Would you print the listing that follows exactly, but without its pictures?
BEGIN
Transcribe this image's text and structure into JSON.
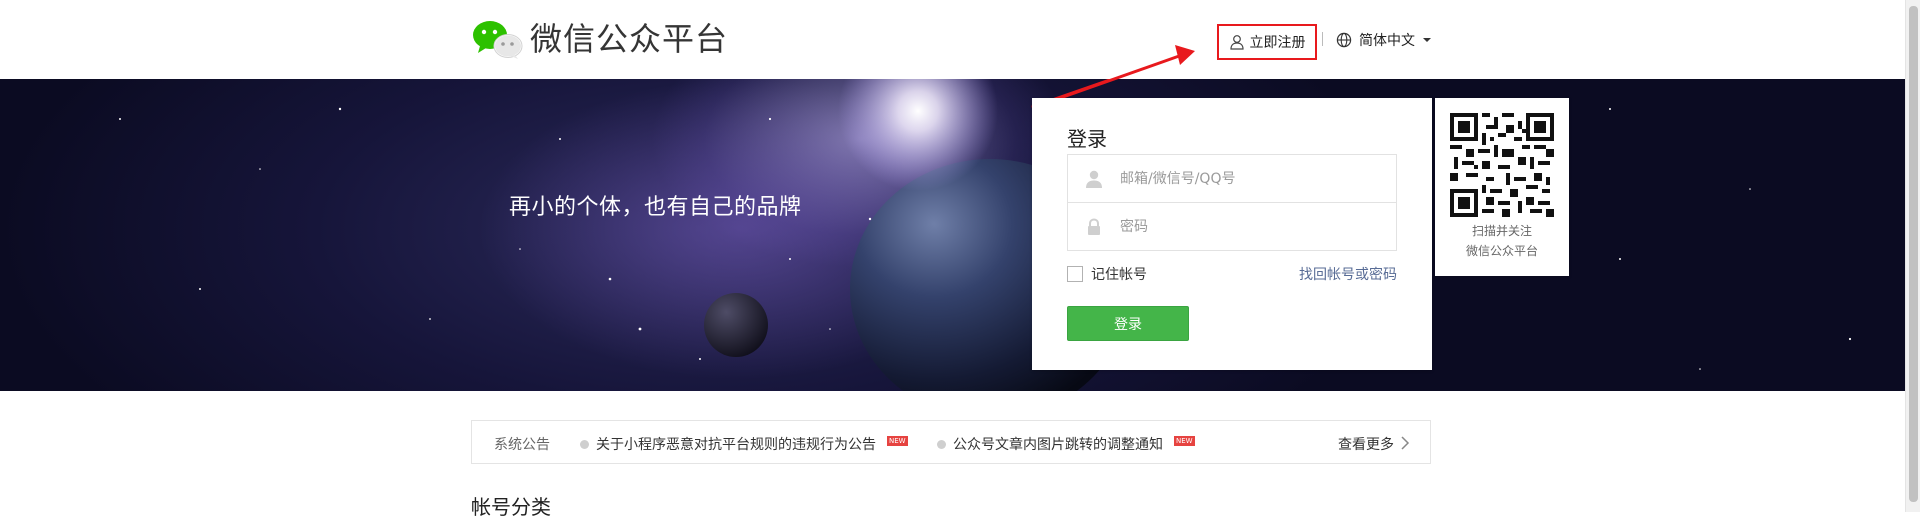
{
  "header": {
    "brand": "微信公众平台",
    "logo_icon": "wechat-logo-icon",
    "register_label": "立即注册",
    "register_icon": "user-icon",
    "language_label": "简体中文",
    "language_icon": "globe-icon"
  },
  "banner": {
    "slogan": "再小的个体，也有自己的品牌"
  },
  "login": {
    "title": "登录",
    "account_placeholder": "邮箱/微信号/QQ号",
    "password_placeholder": "密码",
    "remember_label": "记住帐号",
    "forgot_label": "找回帐号或密码",
    "submit_label": "登录"
  },
  "qr": {
    "line1": "扫描并关注",
    "line2": "微信公众平台"
  },
  "notices": {
    "label": "系统公告",
    "items": [
      {
        "text": "关于小程序恶意对抗平台规则的违规行为公告",
        "badge": "NEW"
      },
      {
        "text": "公众号文章内图片跳转的调整通知",
        "badge": "NEW"
      }
    ],
    "more_label": "查看更多"
  },
  "section": {
    "title": "帐号分类"
  },
  "colors": {
    "primary_green": "#44b549",
    "link_blue": "#576b95",
    "highlight_red": "#e8191d",
    "badge_red": "#e64340"
  }
}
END
→ **Completed task**
Transcribe this image's text and structure into JSON.
{
  "header": {
    "brand": "微信公众平台",
    "logo_icon": "wechat-logo-icon",
    "register_label": "立即注册",
    "register_icon": "user-icon",
    "language_label": "简体中文",
    "language_icon": "globe-icon"
  },
  "banner": {
    "slogan": "再小的个体，也有自己的品牌"
  },
  "login": {
    "title": "登录",
    "account_placeholder": "邮箱/微信号/QQ号",
    "password_placeholder": "密码",
    "remember_label": "记住帐号",
    "forgot_label": "找回帐号或密码",
    "submit_label": "登录"
  },
  "qr": {
    "line1": "扫描并关注",
    "line2": "微信公众平台"
  },
  "notices": {
    "label": "系统公告",
    "items": [
      {
        "text": "关于小程序恶意对抗平台规则的违规行为公告",
        "badge": "NEW"
      },
      {
        "text": "公众号文章内图片跳转的调整通知",
        "badge": "NEW"
      }
    ],
    "more_label": "查看更多"
  },
  "section": {
    "title": "帐号分类"
  },
  "colors": {
    "primary_green": "#44b549",
    "link_blue": "#576b95",
    "highlight_red": "#e8191d",
    "badge_red": "#e64340"
  }
}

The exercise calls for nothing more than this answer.